All this seems a tad ambitious, especially when everything – including the ‘kitchen’, which is actually a few hot plates behind the bar – fits inside a room no bigger than, well, a small cocktail bar. ‘For a no-waste operation, you need a space six or seven times the size of this,’ says Robin. ‘Just look at Silo.’ More of a challenge, perhaps, but less of a problem when it imbues everything they do: from the tables made from yoghurt pots and the recycled clay walls that filter minerals in the air, to the decision to keep the place open three days a week so that – contrary to the 80-hour week common in the industry – staff get a decent break.
‘This is about making people think of the disconnect between where meat comes from, and what you find in the supermarket.’
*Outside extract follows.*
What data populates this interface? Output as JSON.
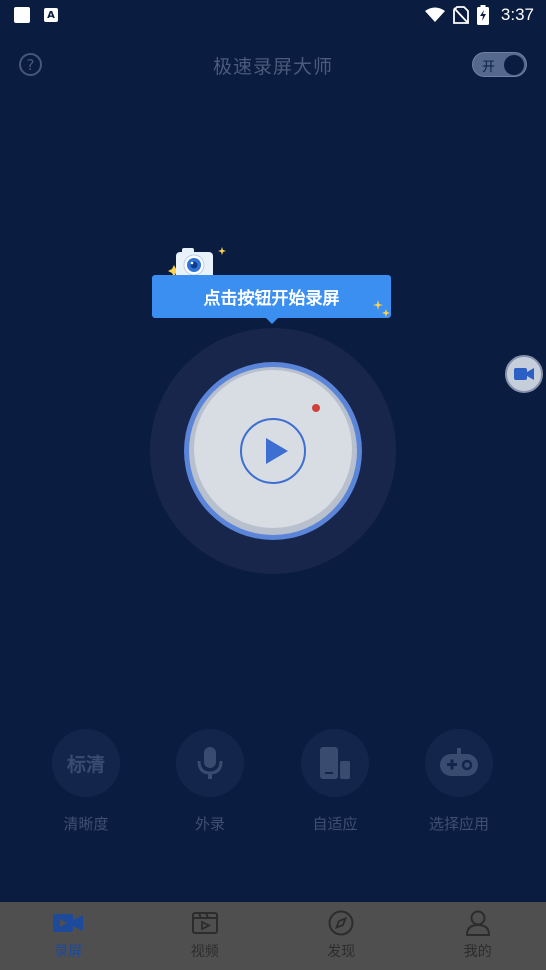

Speaking of staff, only one on the team is vegetarian. Which might seem curious given such a tiny portion of what Cub serves is meat. Rather than being a purposeful omission, ‘this is about making people think of the disconnect between where meat comes from, and what you find in the supermarket,’ says Maja. A few weeks ago, Cub, like almost every other restaurant, put haggis on the menu for Burns Night. To mark the occasion, sure, but also as a timely reminder that the dish is one of the most sustainable in the world. ‘Because it’s everything people don’t want to eat shoved inside something people don’t want to eat. With some herbs and spices,’ says Robin.
‘If you can buy it in Tesco, it shouldn’t be on the menu.’
When the restaurant does bring meat in, it’s most likely to be off the back of a phone call with a farmer who’s got a pig or a cow coming to the end of its life. Or from a supplier who’s strong on their ethics. ‘We’ve bought fish from Cornwall that’s slaughtered by a needle down the spine so it dies instantly and without stress,’ says Robin.
High sourcing standards is probably why, as Maja tells me, people try cooking these dishes at home, only to come back, defeated, with more questions. ‘We have a small directive that,’ says Robin, ‘if you can buy it in Tesco, it shouldn’t be on the menu.’
As helpful as it is, a sustainable restaurant shouldn’t be exclusively about getting fish from healthy ocean stocks, waging war on plastic, or paying their staff the living wage. Though it might sometimes baffle the critics, it should be about nurturing a new dialogue. Plenty of that at Cub. Just don’t do it with your mouth full.